E. Thomas Chesworth
We have got to stop using fossil fuels to make energy.
Not because it is bad for our environment, although it certainly is. Nor because it is expensive, although it certainly is. Nor because we spend much of the money for fossil fuel elsewhere and, worse, with our avowed enemies to finance their war against us. And we do that too. Not even because it's scarce and it is. In fact we are now getting it in the Arctic at the bottom of the oceans in the deserts and shipping it thousands of miles to where we use it. Gone are the days when you could sink a couple of shallow wells in Pennsylvania or Texas and get all the sweet crude you could use.
The real problem is that it is going to run out in the whole world just like it did in Pennsylvania, and we will be left with essentially none in a few decades. In fact, we have put off realistically addressing the problem for so long that we are already out of hot water and standing in a cold shower.
Oh, I know we can go back to coal. Right. Why do you think we quit using coal in the first place? Because it ran out, that's why. Gone are the days when you could dig a short shaft in the hillside behind your barn in Pennsylvania and get all the coal you needed. In fact, the steel mills moved out of Pittsburgh because you had to transport the coal long distances, hundreds or thousands of miles when the local coal petered out. And it has already been pretty well used up in the rest of the world.
Oh, I know we can use natural gas. Pennsylvania, for example, has more natural gas than a cow eating wild garlic. We can always go back to gaslights and Jack the Ripper. But the gas will also peter out, and it won't take long if we use it to run our automobiles, heat our homes and make our electricity.
What are our options? First, the reason we are in trouble now is because we did nothing to address the problem in the latter half of the 20th century. We can always wait a few more decades when the only way to survive is, as Scrooge said, to decrease the surplus population. Then those of us who are left can live a lovely bucolic 17th century life, complete with cozy fires of blazing logs that we have to gather in the woods, then split with a hand ax. And eat healthy organic food that we have to hoe all summer and harvest with a hand scythe. Forget it.
So what to do? At this point we have to hope that something will work out. In the meantime drill, baby, drill and tear up the hills to get what's left of oil and coal. Where the sun shines we need to use photo- electric power generation, but reasonable calculations (1000W per square meter at this distance from the sun, it's dark half the day, the earth reflects 1/3 of the incident sunlight and a few minor difficulties like that) show that to power Pennsylvania we will need to completely cover it and Ohio with solar collectors -- but who needs Ohio anyway.
Where the wind blows we can use windmills. If we don't cover everything with solar cells we can use bio-diesel and ethyl alcohol made from plants and such.
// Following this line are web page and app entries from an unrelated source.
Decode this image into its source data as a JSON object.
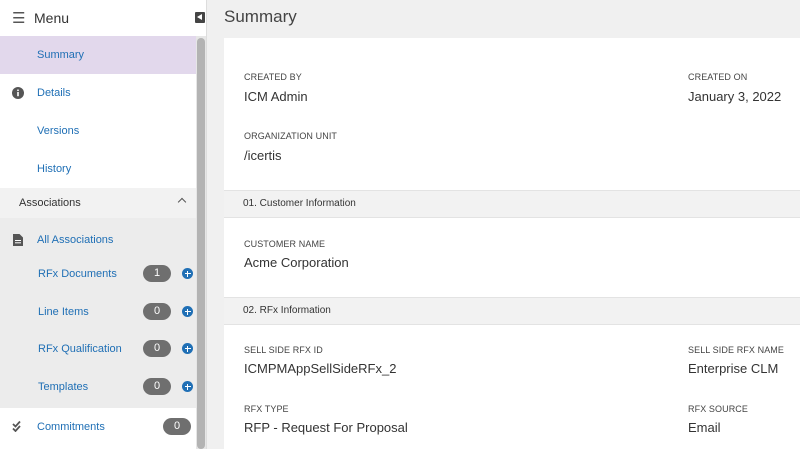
{
  "sidebar": {
    "menu_label": "Menu",
    "items": {
      "summary": "Summary",
      "details": "Details",
      "versions": "Versions",
      "history": "History"
    },
    "associations": {
      "header": "Associations",
      "all": "All Associations",
      "items": [
        {
          "label": "RFx Documents",
          "count": "1"
        },
        {
          "label": "Line Items",
          "count": "0"
        },
        {
          "label": "RFx Qualification",
          "count": "0"
        },
        {
          "label": "Templates",
          "count": "0"
        }
      ]
    },
    "commitments": {
      "label": "Commitments",
      "count": "0"
    }
  },
  "main": {
    "title": "Summary",
    "created_by": {
      "label": "CREATED BY",
      "value": "ICM Admin"
    },
    "created_on": {
      "label": "CREATED ON",
      "value": "January 3, 2022"
    },
    "org_unit": {
      "label": "ORGANIZATION UNIT",
      "value": "/icertis"
    },
    "section1": "01. Customer Information",
    "customer_name": {
      "label": "CUSTOMER NAME",
      "value": "Acme Corporation"
    },
    "section2": "02. RFx Information",
    "sell_side_rfx_id": {
      "label": "SELL SIDE RFX ID",
      "value": "ICMPMAppSellSideRFx_2"
    },
    "sell_side_rfx_name": {
      "label": "SELL SIDE RFX NAME",
      "value": "Enterprise CLM"
    },
    "rfx_type": {
      "label": "RFX TYPE",
      "value": "RFP - Request For Proposal"
    },
    "rfx_source": {
      "label": "RFX SOURCE",
      "value": "Email"
    }
  },
  "colors": {
    "accent": "#1f6fb5",
    "selected_bg": "#e2d8ec",
    "badge": "#6f6f6f"
  }
}
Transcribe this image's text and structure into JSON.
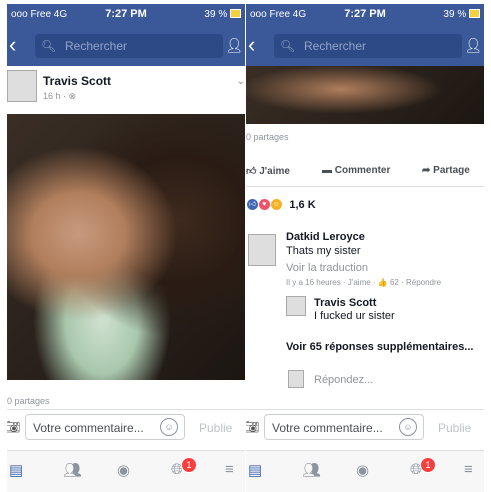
{
  "status": {
    "carrier": "ooo Free 4G",
    "time": "7:27 PM",
    "battery": "39 %"
  },
  "search": {
    "placeholder": "Rechercher"
  },
  "post": {
    "author": "Travis Scott",
    "meta": "16 h · ⊗",
    "shares": "0 partages"
  },
  "composer": {
    "placeholder": "Votre commentaire...",
    "publish": "Publie"
  },
  "actions": {
    "like": "J'aime",
    "comment": "Commenter",
    "share": "Partage"
  },
  "reactions": {
    "count": "1,6 K"
  },
  "comment": {
    "author": "Datkid Leroyce",
    "text": "Thats my sister",
    "translate": "Voir la traduction",
    "meta": "Il y a 16 heures · J'aime · 👍 62 · Répondre"
  },
  "reply": {
    "author": "Travis Scott",
    "text": "I fucked ur sister"
  },
  "more_replies": "Voir 65 réponses supplémentaires...",
  "reply_placeholder": "Répondez...",
  "tabs": {
    "notifications_badge": "1"
  },
  "colors": {
    "brand": "#3b5998",
    "badge": "#fa3e3e",
    "battery": "#f2d23c"
  }
}
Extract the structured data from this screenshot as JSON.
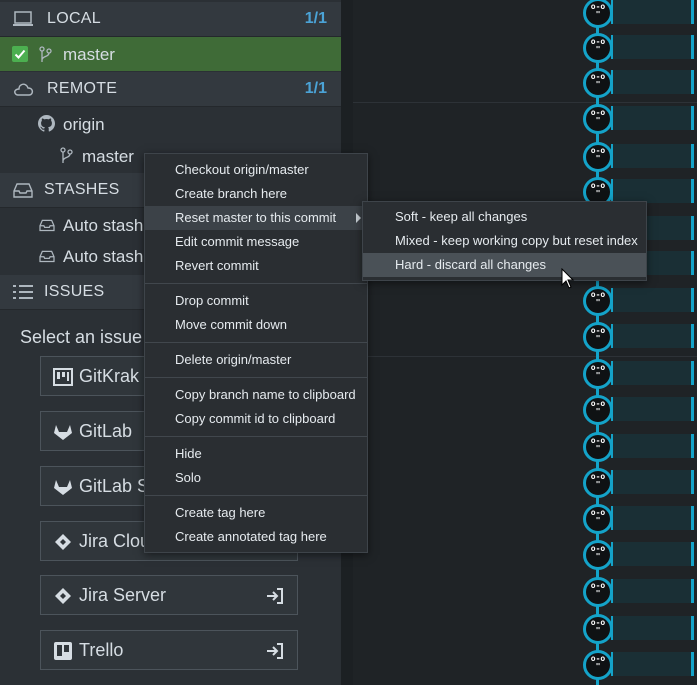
{
  "sidebar": {
    "local": {
      "title": "LOCAL",
      "count": "1/1",
      "branch": "master"
    },
    "remote": {
      "title": "REMOTE",
      "count": "1/1",
      "origin": "origin",
      "branch": "master"
    },
    "stashes": {
      "title": "STASHES",
      "items": [
        "Auto stash",
        "Auto stash"
      ]
    },
    "issues": {
      "title": "ISSUES",
      "intro": "Select an issue",
      "providers": [
        {
          "label": "GitKrak"
        },
        {
          "label": "GitLab"
        },
        {
          "label": "GitLab S"
        },
        {
          "label": "Jira Clou"
        },
        {
          "label": "Jira Server"
        },
        {
          "label": "Trello"
        }
      ]
    }
  },
  "context_menu": {
    "groups": [
      [
        "Checkout origin/master",
        "Create branch here",
        "Reset master to this commit",
        "Edit commit message",
        "Revert commit"
      ],
      [
        "Drop commit",
        "Move commit down"
      ],
      [
        "Delete origin/master"
      ],
      [
        "Copy branch name to clipboard",
        "Copy commit id to clipboard"
      ],
      [
        "Hide",
        "Solo"
      ],
      [
        "Create tag here",
        "Create annotated tag here"
      ]
    ],
    "active_item": "Reset master to this commit",
    "submenu": {
      "items": [
        "Soft - keep all changes",
        "Mixed - keep working copy but reset index",
        "Hard - discard all changes"
      ],
      "highlighted": "Hard - discard all changes"
    }
  },
  "graph": {
    "node_face": "o-o\n\"",
    "accent": "#14a3c9"
  },
  "colors": {
    "selected_branch": "#3f6b37",
    "count": "#4ba3d6",
    "check": "#4caf50"
  }
}
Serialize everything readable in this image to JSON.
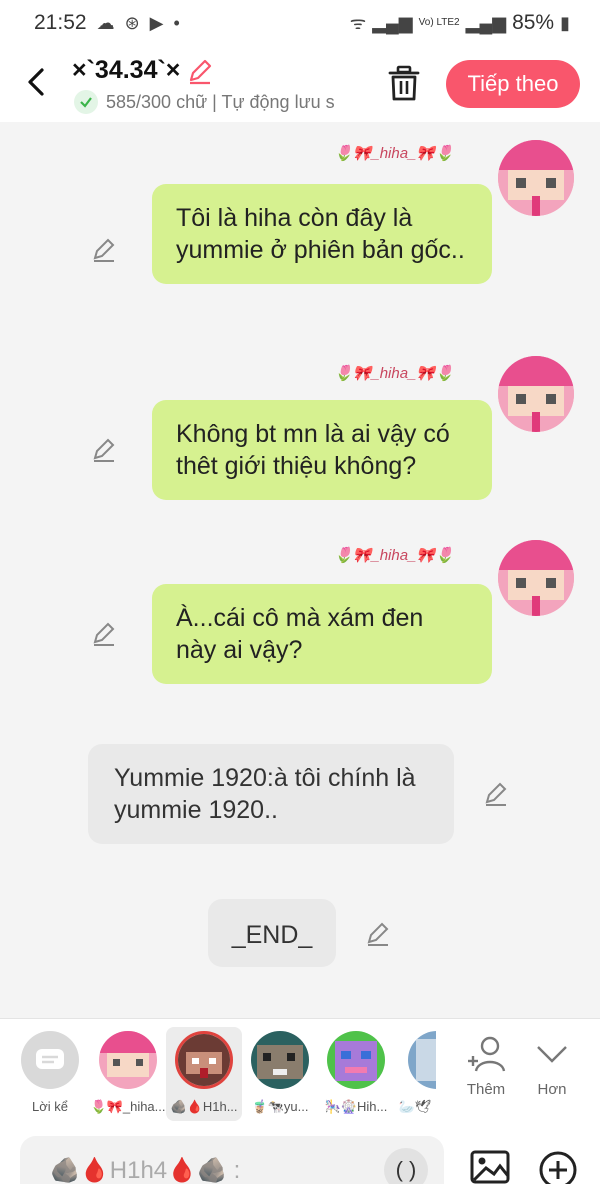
{
  "status": {
    "time": "21:52",
    "battery": "85%",
    "network": "Vo) LTE2"
  },
  "header": {
    "title": "×`34.34`×",
    "subtitle": "585/300 chữ | Tự động lưu s",
    "next_label": "Tiếp theo"
  },
  "messages": [
    {
      "side": "right",
      "nickname": "🌷🎀_hiha_🎀🌷",
      "text": "Tôi là hiha còn đây là yummie ở phiên bản gốc.."
    },
    {
      "side": "right",
      "nickname": "🌷🎀_hiha_🎀🌷",
      "text": "Không bt mn là ai vậy có thêt giới thiệu không?"
    },
    {
      "side": "right",
      "nickname": "🌷🎀_hiha_🎀🌷",
      "text": "À...cái cô mà xám đen này ai vậy?"
    },
    {
      "side": "left",
      "text": "Yummie 1920:à tôi chính là yummie 1920.."
    },
    {
      "side": "center",
      "text": "_END_"
    }
  ],
  "characters": [
    {
      "label": "Lời kể",
      "type": "narrator"
    },
    {
      "label": "🌷🎀_hiha...",
      "type": "pink"
    },
    {
      "label": "🪨🩸H1h...",
      "type": "dark",
      "selected": true
    },
    {
      "label": "🧋🐄yu...",
      "type": "cow"
    },
    {
      "label": "🎠🎡Hih...",
      "type": "purple"
    },
    {
      "label": "🦢🕊",
      "type": "blue"
    }
  ],
  "tools": {
    "add_label": "Thêm",
    "more_label": "Hơn"
  },
  "input": {
    "placeholder": "🪨🩸H1h4🩸🪨 :",
    "paren_label": "( )"
  },
  "colors": {
    "accent": "#f9566c",
    "bubble_green": "#d6f190",
    "bubble_gray": "#e9e9e9"
  }
}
Wherever there are waterfalls natural or man-made we can use hydroelectric power, like France does which makes 80% of its power at three kilometer island using nuclear reactors. Don't hold your breath waiting for thermonuclear energy -- it's been coming on line within a decade since 1960.